━━━ Entries provided

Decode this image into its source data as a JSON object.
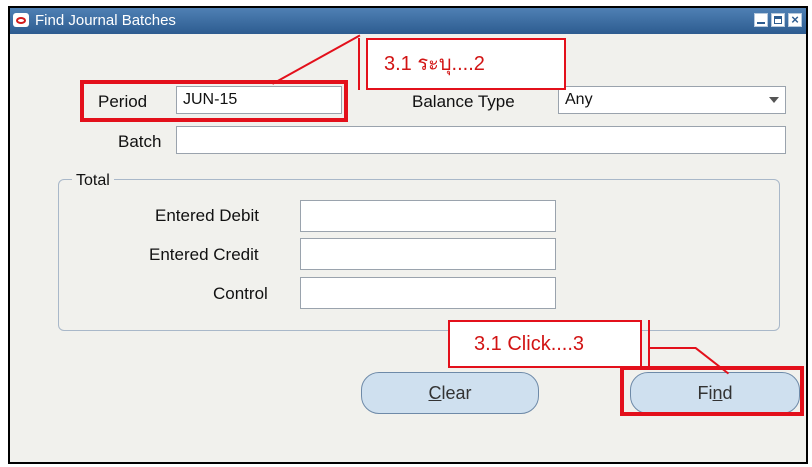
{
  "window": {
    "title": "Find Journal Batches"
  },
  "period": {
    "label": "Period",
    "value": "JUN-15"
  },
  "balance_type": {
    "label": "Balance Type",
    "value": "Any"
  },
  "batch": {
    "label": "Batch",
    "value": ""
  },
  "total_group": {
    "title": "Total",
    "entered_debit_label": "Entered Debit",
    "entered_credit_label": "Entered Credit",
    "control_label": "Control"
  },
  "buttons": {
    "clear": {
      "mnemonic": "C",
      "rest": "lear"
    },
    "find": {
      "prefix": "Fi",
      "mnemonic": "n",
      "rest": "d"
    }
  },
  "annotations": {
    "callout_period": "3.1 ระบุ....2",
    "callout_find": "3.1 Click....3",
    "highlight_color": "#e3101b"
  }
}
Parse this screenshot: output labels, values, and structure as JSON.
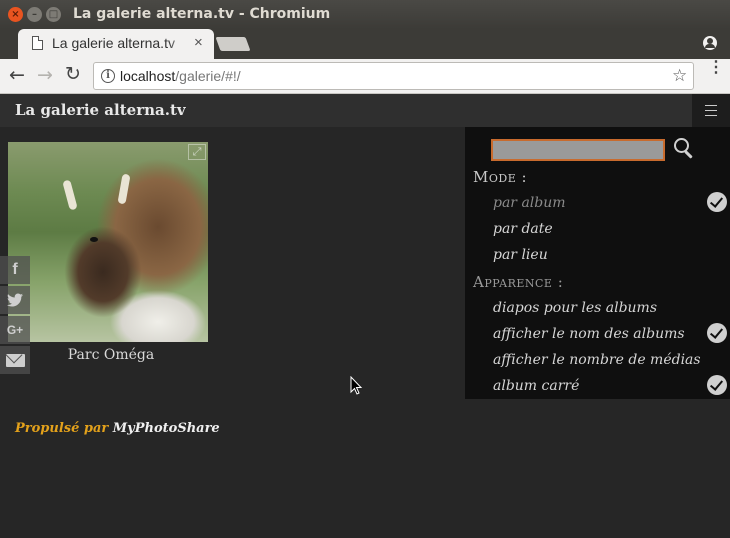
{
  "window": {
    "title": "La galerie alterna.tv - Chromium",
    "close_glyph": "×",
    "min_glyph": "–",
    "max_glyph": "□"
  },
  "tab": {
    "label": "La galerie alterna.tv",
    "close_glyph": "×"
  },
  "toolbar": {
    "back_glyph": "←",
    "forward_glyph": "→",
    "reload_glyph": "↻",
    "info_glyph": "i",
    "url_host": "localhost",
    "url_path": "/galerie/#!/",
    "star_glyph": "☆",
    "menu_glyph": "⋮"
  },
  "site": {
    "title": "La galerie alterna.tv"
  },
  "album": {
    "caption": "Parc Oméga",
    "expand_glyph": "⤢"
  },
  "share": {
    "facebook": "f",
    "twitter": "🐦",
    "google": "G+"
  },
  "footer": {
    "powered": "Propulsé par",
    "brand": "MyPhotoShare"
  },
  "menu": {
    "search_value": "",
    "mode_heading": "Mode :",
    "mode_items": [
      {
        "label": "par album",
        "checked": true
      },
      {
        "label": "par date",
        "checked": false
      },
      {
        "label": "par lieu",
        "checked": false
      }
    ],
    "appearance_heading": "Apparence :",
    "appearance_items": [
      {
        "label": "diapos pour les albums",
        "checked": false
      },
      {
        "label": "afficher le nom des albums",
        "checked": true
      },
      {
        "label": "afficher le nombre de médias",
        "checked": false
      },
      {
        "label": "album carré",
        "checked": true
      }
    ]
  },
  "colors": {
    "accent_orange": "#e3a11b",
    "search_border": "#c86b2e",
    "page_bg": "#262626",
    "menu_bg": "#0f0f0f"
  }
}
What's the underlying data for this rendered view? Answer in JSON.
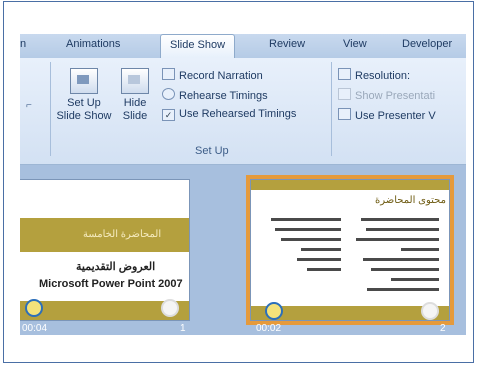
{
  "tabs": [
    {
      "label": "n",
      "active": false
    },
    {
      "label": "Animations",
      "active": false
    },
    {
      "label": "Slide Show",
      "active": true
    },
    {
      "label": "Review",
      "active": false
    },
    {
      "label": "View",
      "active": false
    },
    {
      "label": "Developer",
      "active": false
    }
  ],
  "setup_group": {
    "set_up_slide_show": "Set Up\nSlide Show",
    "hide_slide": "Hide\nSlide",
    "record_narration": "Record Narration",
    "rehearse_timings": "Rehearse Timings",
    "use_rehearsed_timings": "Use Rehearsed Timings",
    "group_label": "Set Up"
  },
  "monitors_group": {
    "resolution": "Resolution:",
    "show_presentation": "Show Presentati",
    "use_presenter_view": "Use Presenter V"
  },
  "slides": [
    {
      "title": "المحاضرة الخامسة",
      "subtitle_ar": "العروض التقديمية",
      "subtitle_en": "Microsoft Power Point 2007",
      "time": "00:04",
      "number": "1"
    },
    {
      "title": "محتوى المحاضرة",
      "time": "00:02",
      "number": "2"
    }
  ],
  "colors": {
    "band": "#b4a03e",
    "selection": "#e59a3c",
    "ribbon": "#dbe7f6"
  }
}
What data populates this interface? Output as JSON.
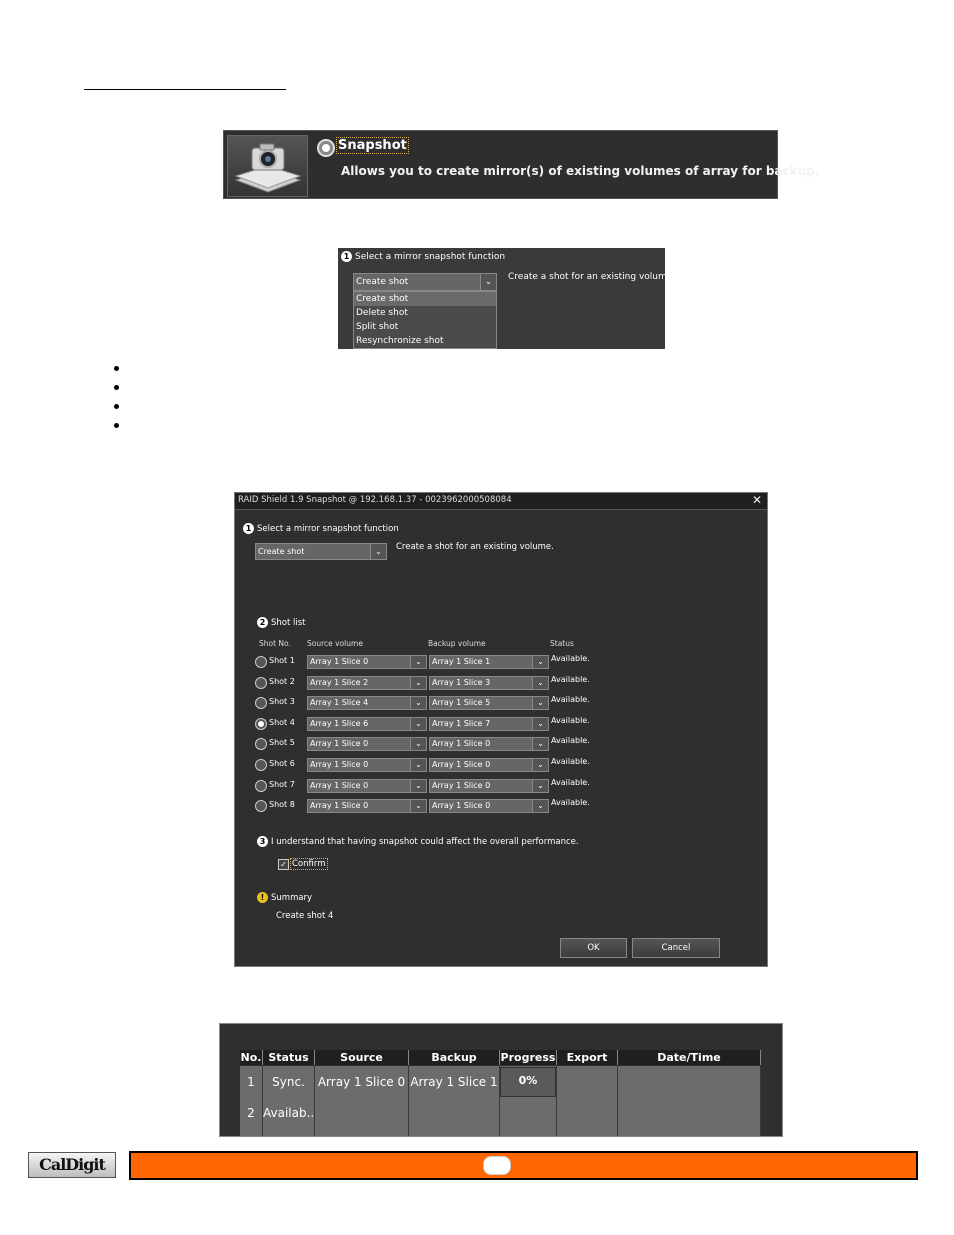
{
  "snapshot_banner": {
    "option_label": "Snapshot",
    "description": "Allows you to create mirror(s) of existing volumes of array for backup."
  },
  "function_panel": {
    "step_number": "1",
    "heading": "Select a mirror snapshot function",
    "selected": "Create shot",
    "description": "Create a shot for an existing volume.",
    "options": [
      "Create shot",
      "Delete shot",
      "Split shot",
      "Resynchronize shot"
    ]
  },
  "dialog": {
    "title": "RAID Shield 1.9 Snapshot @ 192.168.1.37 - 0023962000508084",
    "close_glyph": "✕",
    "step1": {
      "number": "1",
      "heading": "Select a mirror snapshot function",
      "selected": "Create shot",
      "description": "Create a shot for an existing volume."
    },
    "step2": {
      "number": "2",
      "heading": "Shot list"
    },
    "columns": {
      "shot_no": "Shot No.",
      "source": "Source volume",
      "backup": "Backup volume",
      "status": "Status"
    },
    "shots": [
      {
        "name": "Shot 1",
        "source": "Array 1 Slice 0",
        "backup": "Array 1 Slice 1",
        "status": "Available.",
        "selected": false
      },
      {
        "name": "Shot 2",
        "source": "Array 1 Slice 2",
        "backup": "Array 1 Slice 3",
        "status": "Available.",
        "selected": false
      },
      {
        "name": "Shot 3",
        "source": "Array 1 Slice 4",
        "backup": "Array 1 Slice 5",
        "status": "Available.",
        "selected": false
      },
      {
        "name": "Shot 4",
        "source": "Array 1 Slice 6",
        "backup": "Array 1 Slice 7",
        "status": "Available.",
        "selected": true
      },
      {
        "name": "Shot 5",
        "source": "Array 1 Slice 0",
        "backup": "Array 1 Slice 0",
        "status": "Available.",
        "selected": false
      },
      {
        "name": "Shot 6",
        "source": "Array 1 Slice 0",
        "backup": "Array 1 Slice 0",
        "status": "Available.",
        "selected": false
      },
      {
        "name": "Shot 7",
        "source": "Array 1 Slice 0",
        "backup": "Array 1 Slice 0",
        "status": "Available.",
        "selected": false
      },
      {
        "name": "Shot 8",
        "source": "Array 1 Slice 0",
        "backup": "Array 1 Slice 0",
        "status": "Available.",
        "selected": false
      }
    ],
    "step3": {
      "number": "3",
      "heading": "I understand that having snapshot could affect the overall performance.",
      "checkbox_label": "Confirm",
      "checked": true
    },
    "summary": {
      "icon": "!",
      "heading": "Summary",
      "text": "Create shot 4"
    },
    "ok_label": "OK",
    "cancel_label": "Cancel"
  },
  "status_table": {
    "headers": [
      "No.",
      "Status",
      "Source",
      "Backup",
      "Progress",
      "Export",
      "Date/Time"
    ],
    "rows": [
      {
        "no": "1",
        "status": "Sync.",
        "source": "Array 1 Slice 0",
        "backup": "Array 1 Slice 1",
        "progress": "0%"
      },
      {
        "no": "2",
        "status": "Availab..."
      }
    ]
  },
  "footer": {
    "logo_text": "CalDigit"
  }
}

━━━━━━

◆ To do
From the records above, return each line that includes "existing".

◆ Answer to the problem
    "description": "Allows you to create mirror(s) of existing volumes of array for backup."
    "description": "Create a shot for an existing volume.",
      "description": "Create a shot for an existing volume."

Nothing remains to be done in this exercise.